Urban Art: Drooping flowers

The city’s NIS 2m. poppy installation is damaged less than two months after dedication.

Vorayda art installation (photo credit: JUDY SIEGEL)
Vorayda art installation
(photo credit: JUDY SIEGEL)
‘Vorayda,” a NIS 2 million art installation unveiled by the Jerusalem Municipality less than two months ago at Haim Valero Square on Jaffa Road opposite Mahaneh Yehuda, has already been seriously damaged by rain, wind, snow and pollution.
The four giant red nylon flowers on metal trunks were dedicated by Mayor Nir Barkat for the first night of Hanukka. Yet already, at least two of the flowers have been ripped apart and tinged with black. Tubes of red nylon meant to hold the edges straight have emerged from the seams and hang limply to the sides; the petals have also been separated – a sad sight.
According to the municipality, the poppy-like “blossoms” – with “Vorayda” being the Kurdish word for flower – open and shut pneumatically under the influence of movement and sound under and around them. Orthodox Jews may not be pleased to learn of the mechanism – as on Shabbat and holidays, individuals’ movement and sounds cause the buds to open and close using an electronically powered blower.
However, the Robbins-Steinmetz public relations office representing the installation claimed that “a timer opens and closes the flowers, not movement and sound” – a contradiction of what the municipality spokesman said.
The installation was designed by the HQ office of architects after it was initiated by the municipality. The city said the installation is part of a project it initiated with the Eden Company to develop Jerusalem’s center; the full project will include 12 “artistic installations” that will be set up along Jaffa Road.
Barkat said at the opening that “the unique project” will create “charming spots full of life” and attract spectators.
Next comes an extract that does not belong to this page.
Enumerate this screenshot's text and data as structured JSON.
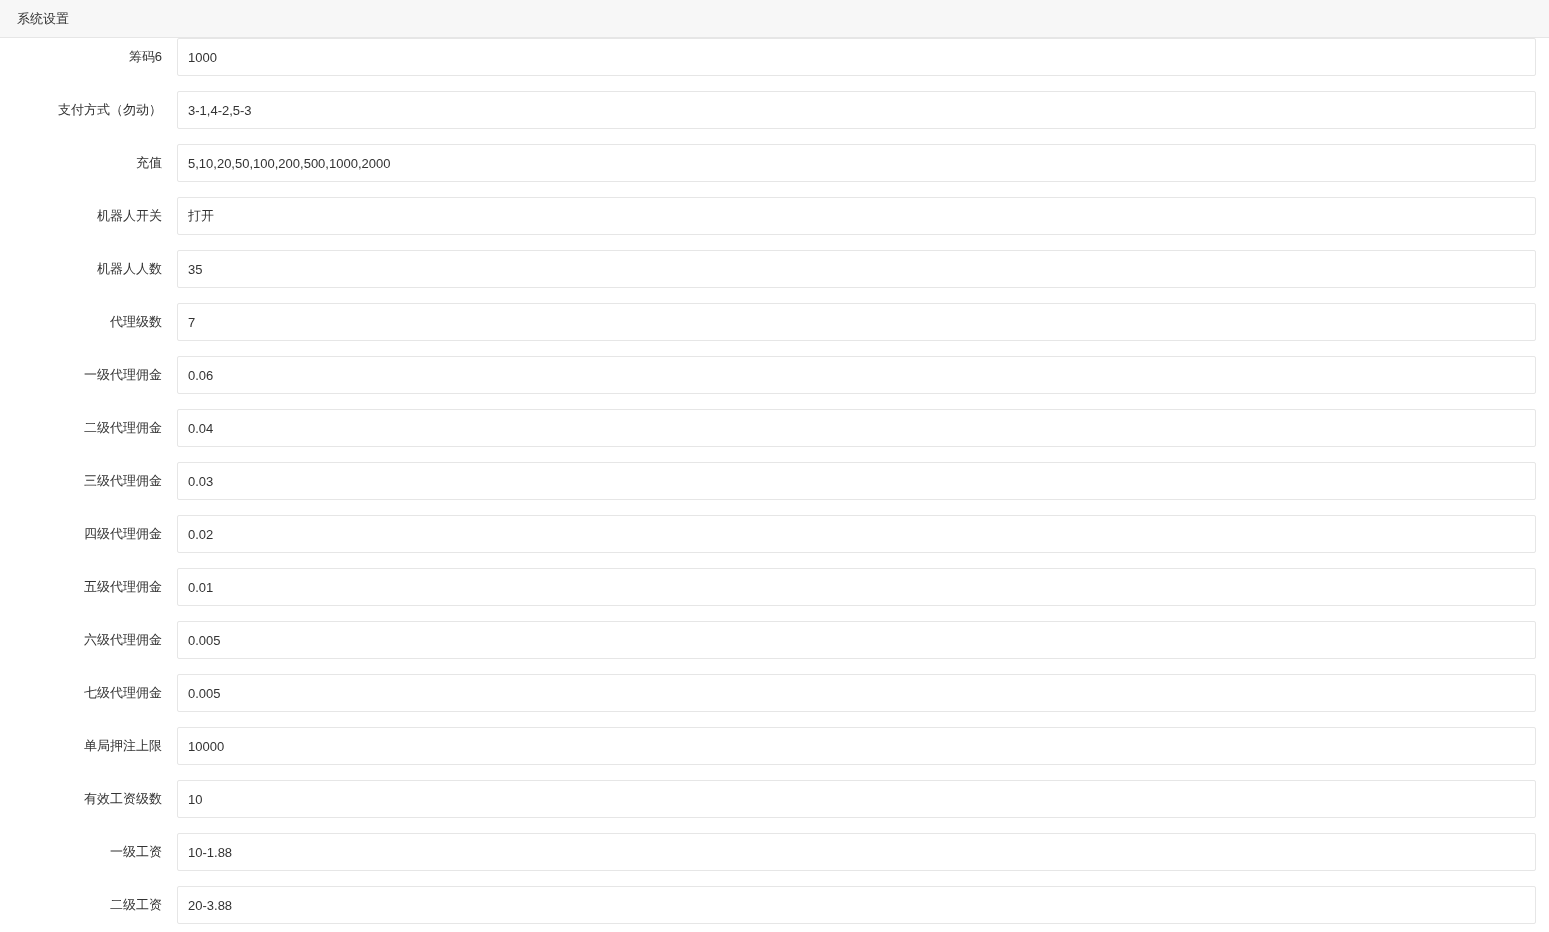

But when In Jerusalem asked a few dozen passersby about the opening-and-closing poppies, nearly all called them “ugly and a waste of money.”
Funds should instead be spent, they suggested, on playgrounds and gardens.
Asked to comment on the damage the installation had already suffered from the elements, Robbins-Steinmetz said the vendor responsible was “aware” of the damage and was “in the process of fixing it,” though no such evidence was seen on Monday.